Development of vaccine antigens and antibodies for SARS-CoV-2
Jason McLellan, PhD
University of Texas at Austin, United States of America
During this presentation I will discuss my laboratory’s collaborative work understanding the structure and function of coronavirus spike proteins, and how we leveraged this information to design novel vaccine antigens that are in four out of the five leading COVID-19 vaccine candidates. I will also describe how we were able to rapidly determine the structure of the SARS-CoV-2 spike protein earlier this year and leverage that information into the design of second generation spikes that are more stable and express better than our initial variants. This work highlights the importance of basic science research prior to pathogen emergence and demonstrates how innovation, platform development and at-risk manufacturing can enable rapid vaccine development without comprising safety.
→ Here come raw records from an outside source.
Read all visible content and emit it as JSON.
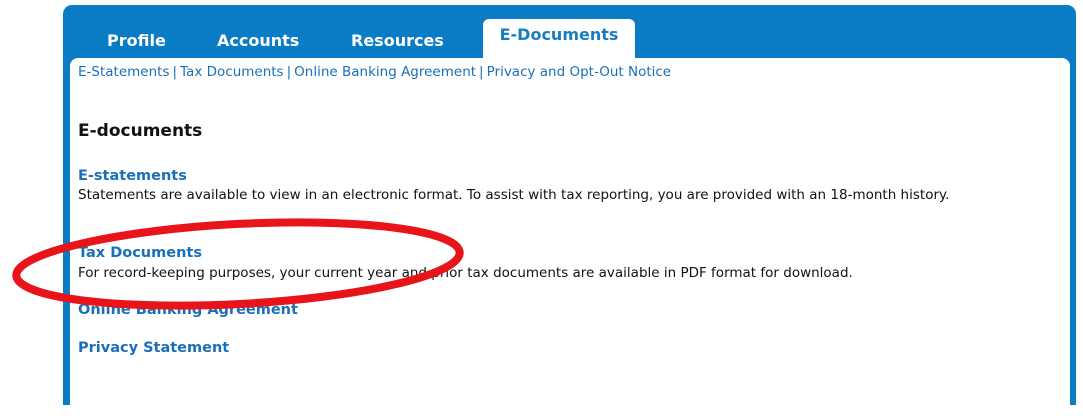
{
  "tabs": [
    {
      "label": "Profile"
    },
    {
      "label": "Accounts"
    },
    {
      "label": "Resources"
    },
    {
      "label": "E-Documents",
      "active": true
    }
  ],
  "subnav": [
    {
      "label": "E-Statements"
    },
    {
      "label": "Tax Documents"
    },
    {
      "label": "Online Banking Agreement"
    },
    {
      "label": "Privacy and Opt-Out Notice"
    }
  ],
  "main": {
    "heading": "E-documents",
    "sections": [
      {
        "title": "E-statements",
        "description": "Statements are available to view in an electronic format. To assist with tax reporting, you are provided with an 18-month history."
      },
      {
        "title": "Tax Documents",
        "description": "For record-keeping purposes, your current year and prior tax documents are available in PDF format for download."
      },
      {
        "title": "Online Banking Agreement"
      },
      {
        "title": "Privacy Statement"
      }
    ]
  },
  "colors": {
    "frame_blue": "#0a7cc5",
    "link_blue": "#1a70b8",
    "annotation_red": "#e8141a"
  }
}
The International Society for Antiviral Research (ISAR) is an internationally recognized organization for scientists involved in basic, applied, and clinical aspects of antiviral research. The Society main event is the annual International Conference on Antiviral Research (ICAR), a truly interdisciplinary meeting which attracts the interest of chemists, biologists, and clinicians.